Auchingee

Place-name:Auchingee
Suggested Meaning:‘field of the goose’
First elementGaelic achadh na ‘field of the-‘
Second element1. Gaelic geadh ‘goose’ 
Second element2. Gaelic gaoth ‘wind’
Second element3. Personal name Godeu
Blaeu Coila (1654):Achinghy
OS Name Books (1855-57):Auchingee, Auchengee
Location:Ordnance Survey (1892-1960)
Current Status:
Other Early Forms:
Auchinge (1535), Auchingey (1549), Auchinghy (1549), Auchinegie (1604), Achinghy (1654), Auchingie (1670), Auchengea (Land Tax 1803)

1st element | Gaelic achadh ‘field’

Typically places names beginning with the elements achin-, auchen- or auchin- would have started out as field names indicative of ancillary farming activity by Gaelic speaking settlers [1] and all are anglicised forms of the Gaelic achadh ‘field’.

2nd element| –gee

Three possibilties emerge for the meaning of –gee of the second element of Auchingee. These are presented here in order of the most probable.

Map 1 | OS Map 1885-1903 (By Permission of National Library of Scotland)

2nd element | 1. Gaelic geadh ‘goose’

Gaelic: geadh (pronounced giagh) ‘goose’ [2].

Perhaps the fields at Auchingee were a stopping off place for geese migrating south from Iceland for the winter.

2nd element |2. Gaelic gaoth ‘wind’

Gaelic: gaoth (pronounced gu) ‘wind’ [2]
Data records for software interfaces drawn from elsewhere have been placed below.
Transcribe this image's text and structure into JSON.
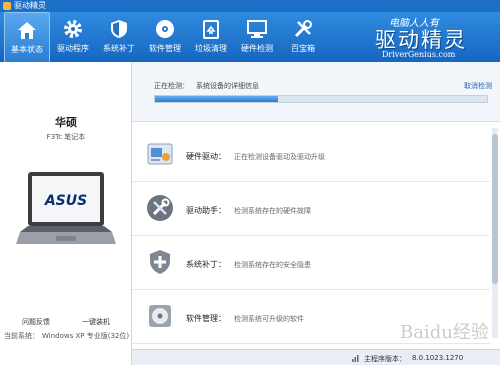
{
  "window": {
    "title": "驱动精灵"
  },
  "toolbar": {
    "tabs": [
      {
        "label": "基本状态",
        "icon": "home-icon"
      },
      {
        "label": "驱动程序",
        "icon": "gear-icon"
      },
      {
        "label": "系统补丁",
        "icon": "shield-icon"
      },
      {
        "label": "软件管理",
        "icon": "disc-icon"
      },
      {
        "label": "垃圾清理",
        "icon": "trash-icon"
      },
      {
        "label": "硬件检测",
        "icon": "monitor-icon"
      },
      {
        "label": "百宝箱",
        "icon": "tools-icon"
      }
    ],
    "active_tab": 0
  },
  "brand": {
    "tagline": "电脑人人有",
    "name": "驱动精灵",
    "url": "DriverGenius.com"
  },
  "device": {
    "name": "华硕",
    "model": "F3Tc 笔记本",
    "screen_logo": "ASUS"
  },
  "left_buttons": {
    "feedback": "问题反馈",
    "one_click": "一键装机"
  },
  "system": {
    "label": "当前系统：",
    "value": "Windows XP 专业版(32位)"
  },
  "scan": {
    "label": "正在检测：",
    "text": "系统设备的详细信息",
    "cancel": "取消检测",
    "progress": 0.37
  },
  "rows": [
    {
      "title": "硬件驱动：",
      "desc": "正在检测设备驱动及驱动升级",
      "icon": "hardware-driver-icon"
    },
    {
      "title": "驱动助手：",
      "desc": "检测系统存在的硬件故障",
      "icon": "wrench-screwdriver-icon"
    },
    {
      "title": "系统补丁：",
      "desc": "检测系统存在的安全隐患",
      "icon": "shield-plus-icon"
    },
    {
      "title": "软件管理：",
      "desc": "检测系统可升级的软件",
      "icon": "software-disc-icon"
    }
  ],
  "status": {
    "label": "主程序版本：",
    "version": "8.0.1023.1270"
  },
  "watermark": "Baidu经验"
}
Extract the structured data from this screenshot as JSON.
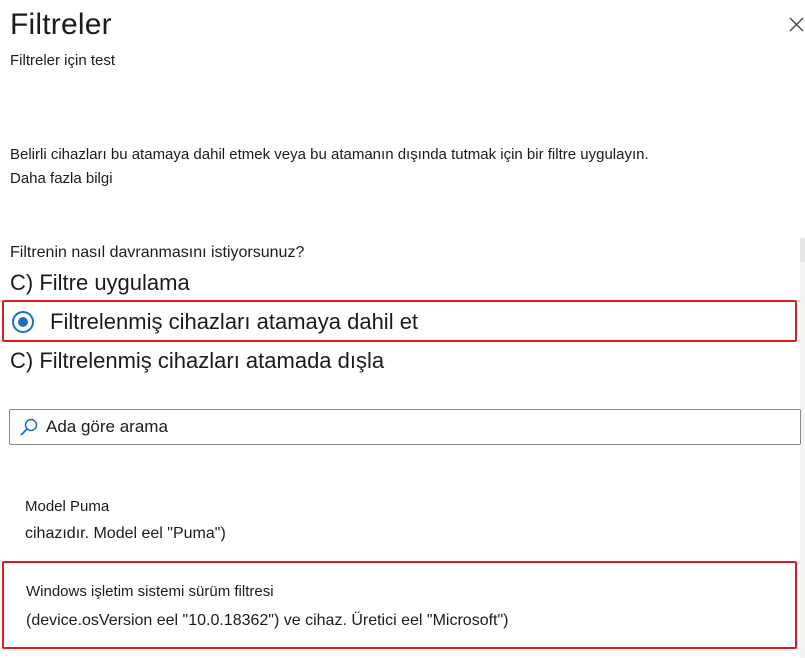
{
  "header": {
    "title": "Filtreler",
    "subtitle": "Filtreler için test",
    "close_icon": "close-icon"
  },
  "intro": {
    "description": "Belirli cihazları bu atamaya dahil etmek veya bu atamanın dışında tutmak için bir filtre uygulayın.",
    "learn_more": "Daha fazla bilgi"
  },
  "behavior": {
    "question": "Filtrenin nasıl davranmasını istiyorsunuz?",
    "options": [
      {
        "label": "C) Filtre uygulama",
        "selected": false
      },
      {
        "label": "Filtrelenmiş cihazları atamaya dahil et",
        "selected": true
      },
      {
        "label": "C) Filtrelenmiş cihazları atamada dışla",
        "selected": false
      }
    ]
  },
  "search": {
    "placeholder": "Ada göre arama",
    "value": "",
    "icon": "search-icon"
  },
  "filters": [
    {
      "name": "Model Puma",
      "rule": "cihazıdır. Model eel \"Puma\")",
      "highlighted": false
    },
    {
      "name": "Windows işletim sistemi sürüm filtresi",
      "rule": "(device.osVersion eel \"10.0.18362\") ve cihaz. Üretici eel \"Microsoft\")",
      "highlighted": true
    }
  ],
  "colors": {
    "accent": "#1b6ec2",
    "highlight_border": "#e01b1b",
    "text": "#1b1b1b"
  }
}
Maxwell [3] considers the place name Tandragee in Stoneykirk, Galloway –

“to be Gaelic ton re gaieth ‘backside to the wind’. A common name to express an exposed hillside.”

Auchingee is located on a hilltop and exposed to the wind.
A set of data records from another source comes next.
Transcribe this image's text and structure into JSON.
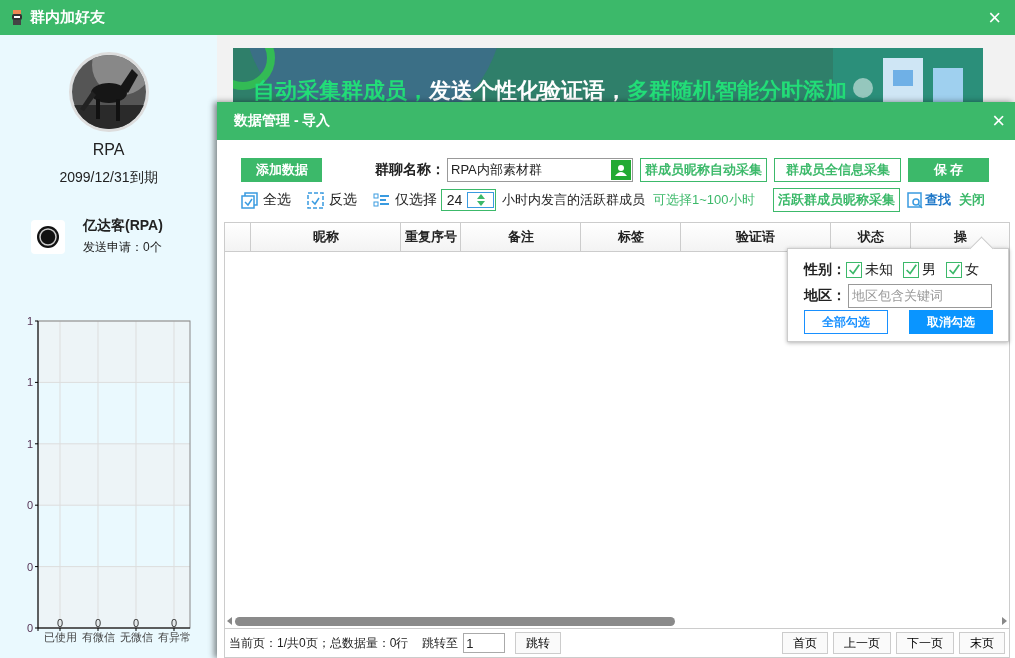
{
  "window": {
    "title": "群内加好友",
    "close": "×"
  },
  "profile": {
    "name": "RPA",
    "expiry": "2099/12/31到期"
  },
  "account": {
    "name": "亿达客(RPA)",
    "status": "发送申请：0个"
  },
  "stats": {
    "chart_data": {
      "type": "bar",
      "categories": [
        "已使用",
        "有微信",
        "无微信",
        "有异常"
      ],
      "values": [
        0,
        0,
        0,
        0
      ],
      "ylim": [
        0,
        1
      ],
      "yticks": [
        {
          "value": 0,
          "label": "0"
        },
        {
          "value": 0.2,
          "label": "0"
        },
        {
          "value": 0.4,
          "label": "0"
        },
        {
          "value": 0.6,
          "label": "1"
        },
        {
          "value": 0.8,
          "label": "1"
        },
        {
          "value": 1,
          "label": "1"
        }
      ],
      "data_labels": true,
      "grid": true
    }
  },
  "banner": {
    "segments": [
      {
        "text": "自动采集群成员，",
        "color": "#22dd77"
      },
      {
        "text": "发送个性化验证语，",
        "color": "#ffffff"
      },
      {
        "text": "多群随机智能分时添加",
        "color": "#22dd77"
      }
    ]
  },
  "dialog": {
    "title": "数据管理 - 导入",
    "close": "×",
    "add_button": "添加数据",
    "group_label": "群聊名称：",
    "group_value": "RPA内部素材群",
    "buttons": [
      {
        "label": "群成员昵称自动采集",
        "kind": "outline"
      },
      {
        "label": "群成员全信息采集",
        "kind": "outline"
      },
      {
        "label": "保 存",
        "kind": "filled"
      }
    ],
    "select_all": "全选",
    "invert": "反选",
    "only_select": "仅选择",
    "hours_value": "24",
    "hours_text": "小时内发言的活跃群成员",
    "hours_hint": "可选择1~100小时",
    "active_button": "活跃群成员昵称采集",
    "find": "查找",
    "close_link": "关闭",
    "table": {
      "columns": [
        "",
        "昵称",
        "重复序号",
        "备注",
        "标签",
        "验证语",
        "状态",
        "操"
      ]
    },
    "footer": {
      "info": "当前页：1/共0页；总数据量：0行",
      "jump_label": "跳转至",
      "jump_value": "1",
      "jump_button": "跳转",
      "pager": [
        "首页",
        "上一页",
        "下一页",
        "末页"
      ]
    }
  },
  "filter_popup": {
    "gender_label": "性别：",
    "genders": [
      {
        "label": "未知",
        "checked": true
      },
      {
        "label": "男",
        "checked": true
      },
      {
        "label": "女",
        "checked": true
      }
    ],
    "region_label": "地区：",
    "region_placeholder": "地区包含关键词",
    "select_all": "全部勾选",
    "deselect_all": "取消勾选"
  }
}
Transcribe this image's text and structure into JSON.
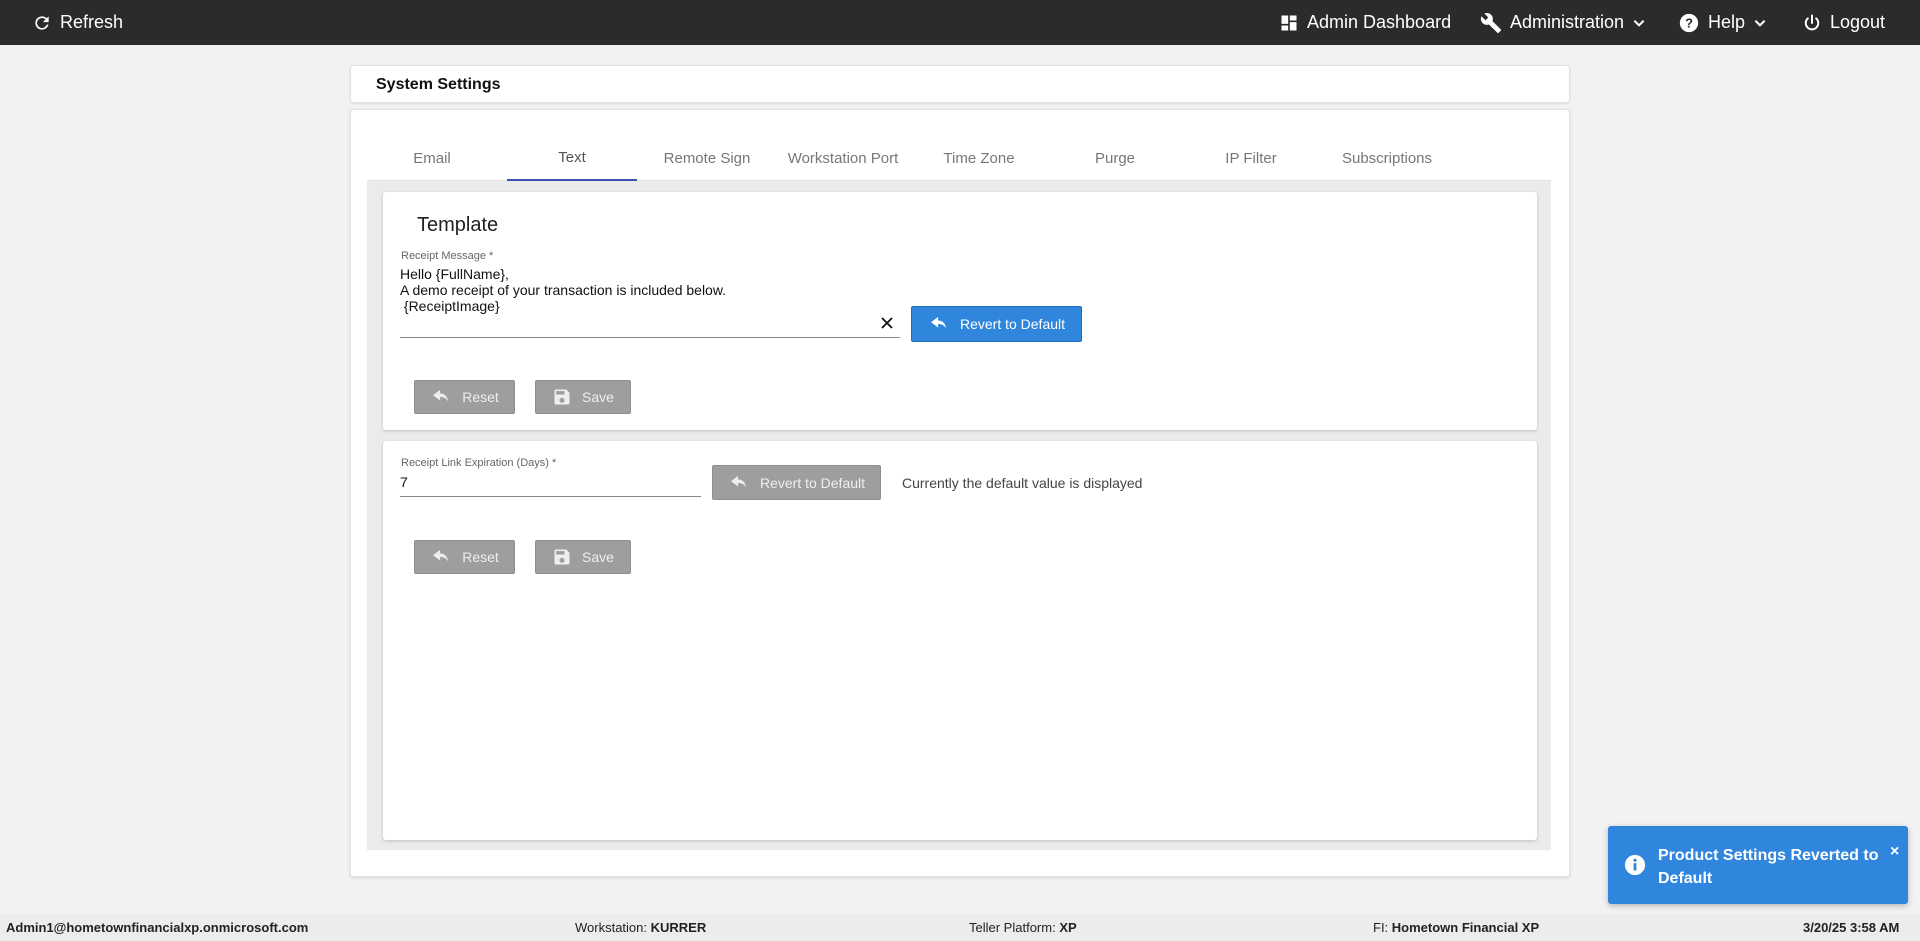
{
  "topbar": {
    "refresh_label": "Refresh",
    "admin_dashboard_label": "Admin Dashboard",
    "administration_label": "Administration",
    "help_label": "Help",
    "logout_label": "Logout"
  },
  "page": {
    "title": "System Settings"
  },
  "tabs": [
    {
      "label": "Email"
    },
    {
      "label": "Text"
    },
    {
      "label": "Remote Sign"
    },
    {
      "label": "Workstation Port"
    },
    {
      "label": "Time Zone"
    },
    {
      "label": "Purge"
    },
    {
      "label": "IP Filter"
    },
    {
      "label": "Subscriptions"
    }
  ],
  "active_tab": "Text",
  "template_card": {
    "title": "Template",
    "receipt_message_label": "Receipt Message",
    "required_marker": " *",
    "receipt_message_lines": [
      "Hello {FullName},",
      "A demo receipt of your transaction is included below.",
      " {ReceiptImage}"
    ],
    "revert_label": "Revert to Default",
    "reset_label": "Reset",
    "save_label": "Save"
  },
  "expiration_card": {
    "label": "Receipt Link Expiration (Days)",
    "required_marker": " *",
    "value": "7",
    "revert_label": "Revert to Default",
    "hint": "Currently the default value is displayed",
    "reset_label": "Reset",
    "save_label": "Save"
  },
  "statusbar": {
    "user": "Admin1@hometownfinancialxp.onmicrosoft.com",
    "workstation_label": "Workstation: ",
    "workstation_value": "KURRER",
    "platform_label": "Teller Platform: ",
    "platform_value": "XP",
    "fi_label": "FI: ",
    "fi_value": "Hometown Financial XP",
    "datetime": "3/20/25 3:58 AM"
  },
  "toast": {
    "message": "Product Settings Reverted to Default",
    "close": "×"
  },
  "colors": {
    "topbar": "#2b2b2b",
    "accent_blue": "#2f86dc",
    "tab_indicator": "#3f51b5",
    "disabled_button": "#9e9e9e"
  },
  "icons": [
    "refresh-icon",
    "dashboard-icon",
    "wrench-icon",
    "chevron-down-icon",
    "help-icon",
    "power-icon",
    "undo-icon",
    "save-icon",
    "close-icon",
    "info-icon"
  ]
}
Auchingy, one the early forms the place-name, is found in following record of the Craufurds of Leffnories, descended from those of Dalleagles. Coincidentally the properties listed include ‘the lands of Windyraw‘.
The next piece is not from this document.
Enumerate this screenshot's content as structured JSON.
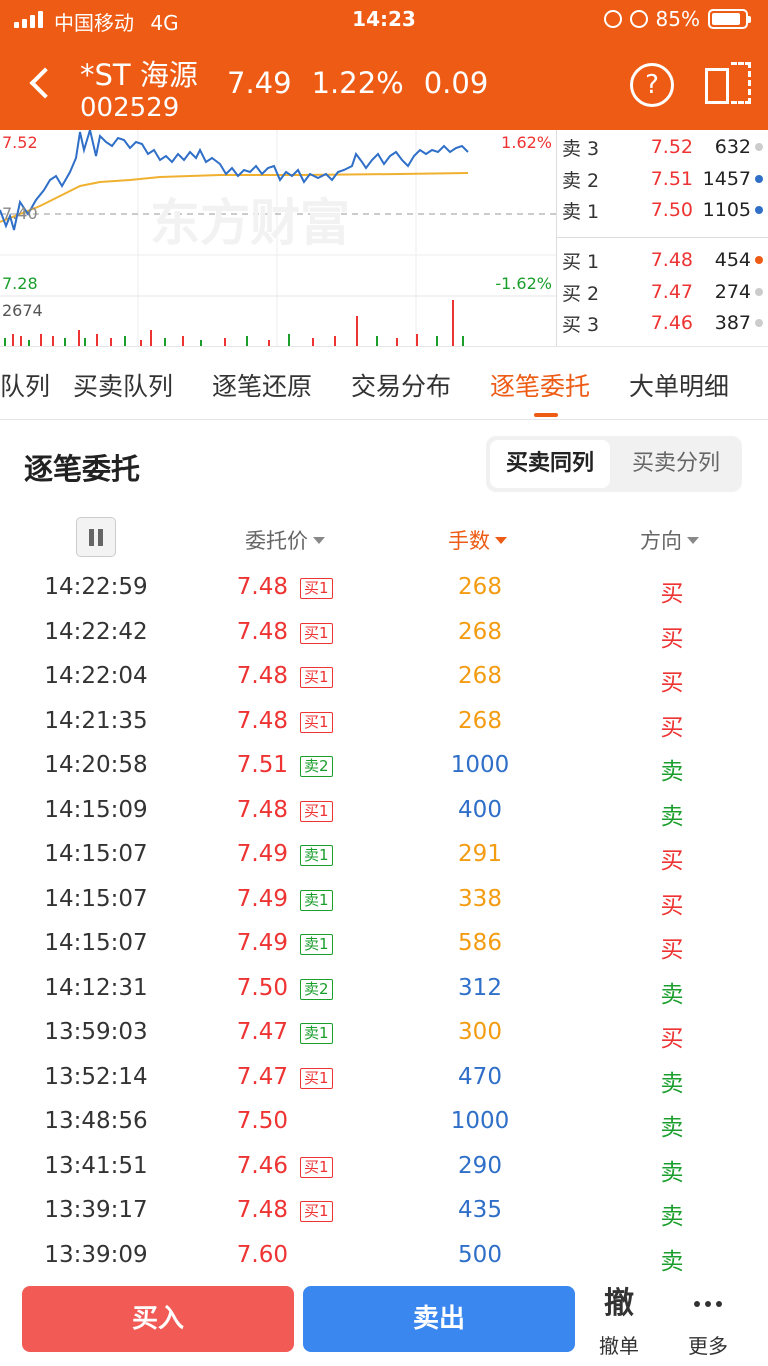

6 June 1549 at Edinburgh,

The Queen etc. granted to Margaret Creichtoun in liferent, and George Craufurde de Lefnoris hereditary, and to the heirs procreated lawfully
between the said Margaret and George, whom failing, to the nearest lawful
heirs or assignees of the said George whomsoever, –

2 merk lands of Knockdonis, the lands of Slowanis de Waird, the lands of Dykis occupied by John Craufurde, the lands of Windyraw, the grain mill of Nith, 2 merk lands of Farding, the lands of Auchingy, Dalleglis, Quhitehill and Schang, with annexes, extending annually to 100 merks, in the sheriffdom of Air; – which the said George, with consent of Alexander Nesbit de Bankheid his lawful curator [ie tutor], personally resigned ..

Register of the Great Seal of Scotland (vol 4, no. 327) [4]


2nd element | Personal name and place-name: Goddeu/Godeu

Hugh Lorimer [5] considers Goddeu/Godeu to be both a personal name and a place-name in the parish of New Cumnock. He identifies Godeu as the sister of Niven {Cairniven} and aunt of Urien of Rheged {Dalricket} and Auchingee to be the lands of Godeu.

Lorimer identifies Welsh gwyddau ‘goose’ and considers the pronunciation of Gywddau to be very near Godeu leading him to conclude –

The equivalent of the Welsh Gwyyd in Gaelic is Geadh – a goose. This is pronounced Gee. Accordingly, the Gaelic Auchin-gee (the field of the Goose) , which is in the adjacent and adjoining farm to Dal-ricket, is the “unknown” and long lost Godeu.

Hugh Lorimer F.S.A, A Corner of Old Strathclyde, p. 87 (1952)

 ACKNOWLEDGEMENTS

References
[1] W.F.H. Nicolaisen | Scottish Place-names (1986)
[2] Macolm MacLennan| Gaelic Dictionary (1995)
[3] Sir Herbert Maxwell | The Place-names of Galloway (2001)
[4] Source: Stuart Clarkson | Register of Great Seal of Scotland, Vol. 4, No. 327
[5] Hugh Lorimer F.S.A. | A Corner of Old Strathclyde, p. 87 (1952)

Maps

Maps 
By Permission of National Library of Scotland 
https://maps.nls.uk/ 
Ref | Blaeu Atlas of Scotland (1654), Coila Provincia 
Map 1 | Ordnance Survey (1885-1903) 
Ordnance Survey Name Books
By Permission of Scotland’s Places
scotlandsplaces.gov.uk
Ayrshire OS Name Books (1855-57) Vol. 49| Auchingee